survey package is one of R’s best tools for those
working in the social sciences. For many, it saves you from needing to
use commercial software for research that uses survey data. However, it
lacks one function that many academic researchers often need to report
in publications: correlations. The
svycor function in
jtools helps to fill that gap.
A note, however, is necessary. The initial motivation to add this
feature comes from a response
to a question about calculating correlations with the
survey package written by Thomas Lumley, the
survey package author. All that is good about this function
should be attributed to Dr. Lumley; all that is wrong with it should be
attributed to me (Jacob).
With that said, let’s look at an example. First, we need to get a
survey.design object. This one is built into the
library(survey) data(api) <- svydesign(id = ~1,strata = ~stype, weights = ~pw, data = apistrat, fpc=~fpc)dstrat
The necessary arguments are no different than when using
svyvar. Specify, using an equation, which variables (and
from which design) to include. It doesn’t matter which side of the
equation the variables are on.
svycor(~api00 + api99, design = dstrat)
You can specify with the
digits = argument how many
digits past the decimal point should be printed.
svycor(~api00 + api99, design = dstrat, digits = 4)
Any other arguments that you would normally pass to
svyvar will be used as well, though in some cases it may
not affect the output.
One thing that
survey won’t do for you is give you
p values for the null hypothesis that \(r = 0\). While at first blush finding the
p value might seem like a simple procedure, complex surveys
will almost always violate the important distributional assumptions that
go along with simple hypothesis tests of the correlation coefficient.
There is not a clear consensus on the appropriate way to conduct
hypothesis tests in this context, due in part to the fact that most
analyses of complex surveys occurs in the context of multiple regression
rather than simple bivariate cases.
sig.stats = TRUE, then
svycor will use
wtd.cor function from the
to conduct hypothesis tests. The p values are derived from a
bootstrap procedure in which the weights define sampling probability.
bootn = argument is given to
define the number of simulations to run. This can significantly increase
the running time for large samples and/or large numbers of simulations.
mean1 argument tells
wtd.cor whether it
should treat your sample size as the number of observations in the
survey design (the number of rows in the data frame) or the sum of the
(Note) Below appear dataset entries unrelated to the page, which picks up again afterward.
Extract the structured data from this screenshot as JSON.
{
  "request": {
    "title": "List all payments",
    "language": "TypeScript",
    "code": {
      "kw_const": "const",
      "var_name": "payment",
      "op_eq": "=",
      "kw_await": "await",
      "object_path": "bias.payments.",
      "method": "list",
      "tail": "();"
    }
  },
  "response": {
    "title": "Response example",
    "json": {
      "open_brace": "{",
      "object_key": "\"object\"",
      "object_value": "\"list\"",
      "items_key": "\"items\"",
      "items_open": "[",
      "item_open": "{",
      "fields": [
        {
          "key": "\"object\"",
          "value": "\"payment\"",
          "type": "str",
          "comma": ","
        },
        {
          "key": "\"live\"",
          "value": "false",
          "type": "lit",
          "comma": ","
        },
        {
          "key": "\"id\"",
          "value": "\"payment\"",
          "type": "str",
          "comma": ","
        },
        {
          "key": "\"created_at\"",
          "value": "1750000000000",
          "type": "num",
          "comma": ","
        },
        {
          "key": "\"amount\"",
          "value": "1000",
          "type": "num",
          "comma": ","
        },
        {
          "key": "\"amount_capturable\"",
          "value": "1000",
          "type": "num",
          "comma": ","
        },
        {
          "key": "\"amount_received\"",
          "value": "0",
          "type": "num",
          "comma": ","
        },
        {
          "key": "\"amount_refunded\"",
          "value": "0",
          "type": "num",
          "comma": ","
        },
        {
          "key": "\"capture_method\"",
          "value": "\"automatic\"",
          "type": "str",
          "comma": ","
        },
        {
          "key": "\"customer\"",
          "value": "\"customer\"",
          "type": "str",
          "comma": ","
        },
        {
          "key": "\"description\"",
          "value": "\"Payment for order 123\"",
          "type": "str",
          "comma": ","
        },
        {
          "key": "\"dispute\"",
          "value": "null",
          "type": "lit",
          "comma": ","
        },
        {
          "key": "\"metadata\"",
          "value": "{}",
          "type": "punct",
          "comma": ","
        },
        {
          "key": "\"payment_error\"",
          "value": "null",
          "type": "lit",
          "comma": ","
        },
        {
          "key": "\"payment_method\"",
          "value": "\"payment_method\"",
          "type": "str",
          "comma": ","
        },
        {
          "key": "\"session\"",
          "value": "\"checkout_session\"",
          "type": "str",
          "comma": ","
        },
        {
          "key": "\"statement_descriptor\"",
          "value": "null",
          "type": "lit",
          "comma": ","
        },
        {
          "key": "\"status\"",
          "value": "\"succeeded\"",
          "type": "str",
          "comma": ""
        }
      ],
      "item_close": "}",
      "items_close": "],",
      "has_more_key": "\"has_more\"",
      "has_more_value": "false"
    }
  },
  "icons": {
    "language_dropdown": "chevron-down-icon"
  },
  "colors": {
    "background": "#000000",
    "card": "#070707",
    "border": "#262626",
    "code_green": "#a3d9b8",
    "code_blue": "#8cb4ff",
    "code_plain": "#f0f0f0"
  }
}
weights. Usually, the former is desired, so the default value of
svycor(~api00 + api99, design = dstrat, digits = 4, sig.stats = TRUE, bootn = 2000, mean1 = TRUE)
sig.stats = TRUE, the correlation parameter
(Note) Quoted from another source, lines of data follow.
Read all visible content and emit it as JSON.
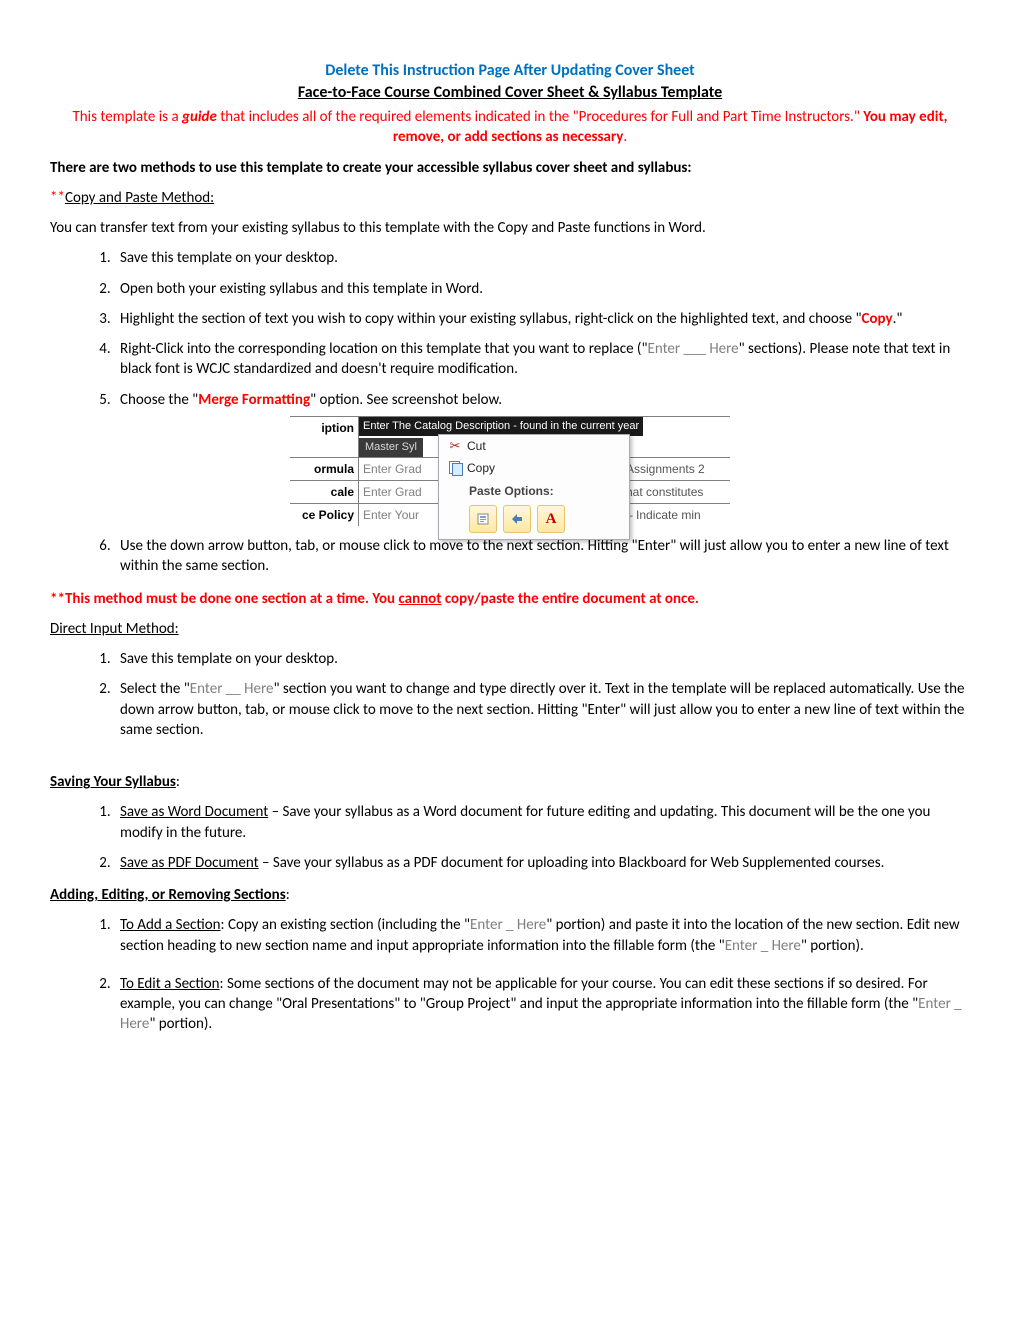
{
  "header": {
    "delete_notice": "Delete This Instruction Page After Updating Cover Sheet",
    "subtitle": "Face-to-Face Course Combined Cover Sheet & Syllabus Template",
    "guide_pre": "This template is a ",
    "guide_word": "guide",
    "guide_mid": " that includes all of the required elements indicated in the \"Procedures for Full and Part Time Instructors.\" ",
    "guide_bold_tail": "You may edit, remove, or add sections as necessary",
    "period": "."
  },
  "intro_bold": "There are two methods to use this template to create your accessible syllabus cover sheet and syllabus:",
  "method1": {
    "stars": "**",
    "title": "Copy and Paste Method:",
    "desc": "You can transfer text from your existing syllabus to this template with the Copy and Paste functions in Word.",
    "items": {
      "i1": "Save this template on your desktop.",
      "i2": "Open both your existing syllabus and this template in Word.",
      "i3_pre": "Highlight the section of text you wish to copy within your existing syllabus, right-click on the highlighted text, and choose \"",
      "i3_copy": "Copy",
      "i3_post": ".\"",
      "i4_pre": "Right-Click into the corresponding location on this template that you want to replace (\"",
      "i4_gray": "Enter ___ Here",
      "i4_post": "\" sections). Please note that text in black font is WCJC standardized and doesn't require modification.",
      "i5_pre": "Choose the \"",
      "i5_merge": "Merge Formatting",
      "i5_post": "\" option. See screenshot below.",
      "i6": "Use the down arrow button, tab, or mouse click to move to the next section. Hitting \"Enter\" will just allow you to enter a new line of text within the same section."
    }
  },
  "illus": {
    "row1_label": "iption",
    "row1_sel": "Enter The Catalog Description - found in the current year",
    "row1_master": "Master Syl",
    "row2_label": "ormula",
    "row2_mid": "Enter Grad",
    "row2_right": "Assignments 2",
    "row3_label": "cale",
    "row3_mid": "Enter Grad",
    "row3_right": "hat constitutes",
    "row4_label": "ce Policy",
    "row4_mid": "Enter Your",
    "row4_right": "– Indicate min",
    "ctx_cut": "Cut",
    "ctx_copy": "Copy",
    "ctx_paste_hdr": "Paste Options:",
    "ctx_a": "A"
  },
  "warning": {
    "pre": "**This method must be done one section at a time. You ",
    "cannot": "cannot",
    "post": " copy/paste the entire document at once."
  },
  "method2": {
    "title": "Direct Input Method:",
    "i1": "Save this template on your desktop.",
    "i2_pre": "Select the \"",
    "i2_gray": "Enter __ Here",
    "i2_post": "\" section you want to change and type directly over it. Text in the template will be replaced automatically. Use the down arrow button, tab, or mouse click to move to the next section. Hitting \"Enter\" will just allow you to enter a new line of text within the same section."
  },
  "saving": {
    "title": "Saving Your Syllabus",
    "colon": ":",
    "i1_label": "Save as Word Document",
    "i1_rest": " – Save your syllabus as a Word document for future editing and updating. This document will be the one you modify in the future.",
    "i2_label": "Save as PDF Document",
    "i2_rest": " – Save your syllabus as a PDF document for uploading into Blackboard for Web Supplemented courses."
  },
  "editing": {
    "title": "Adding, Editing, or Removing Sections",
    "colon": ":",
    "i1_label": "To Add a Section",
    "i1_pre": ": Copy an existing section (including the \"",
    "i1_gray": "Enter _ Here",
    "i1_mid": "\" portion) and paste it into the location of the new section. Edit new section heading to new section name and input appropriate information into the fillable form (the \"",
    "i1_gray2": "Enter _ Here",
    "i1_post": "\" portion).",
    "i2_label": "To Edit a Section",
    "i2_pre": ": Some sections of the document may not be applicable for your course. You can edit these sections if so desired. For example, you can change \"Oral Presentations\" to \"Group Project\" and input the appropriate information into the fillable form (the \"",
    "i2_gray": "Enter _ Here",
    "i2_post": "\" portion)."
  }
}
estimates come from the bootstrap procedure rather than the simpler
method based on the survey-weighted covariance matrix when
sig.stats = FALSE.
By saving the output of the function, you can extract non-rounded coefficients, p values, and standard errors.
<- svycor(~api00 + api99, design = dstrat, digits = 4, sig.stats = TRUE, bootn = 2000, mean1 = TRUE) c $cors c $p.values c $std.errc
The heavy lifting behind the scenes is done by
which from its output you may not realize also calculates
svyvar(~api00 + api99, design = dstrat)
But if you save the
svyvar object, you can see that
there’s more than meets the eye.
<- svyvar(~api00 + api99, design = dstrat) var <- as.matrix(var) var var
Once we know that, it’s just a matter of using R’s
cov2cor function and cleaning up the output.
<- cov2cor(var) cor cor
Now to get rid of that covariance matrix…
<- cor[1:nrow(cor), 1:nrow(cor)] cor cor
svycor has its own print method, so you won’t see so
many digits past the decimal point. You can extract the un-rounded
<- svycor(~api99 + api00, design = dstrat) out $corsout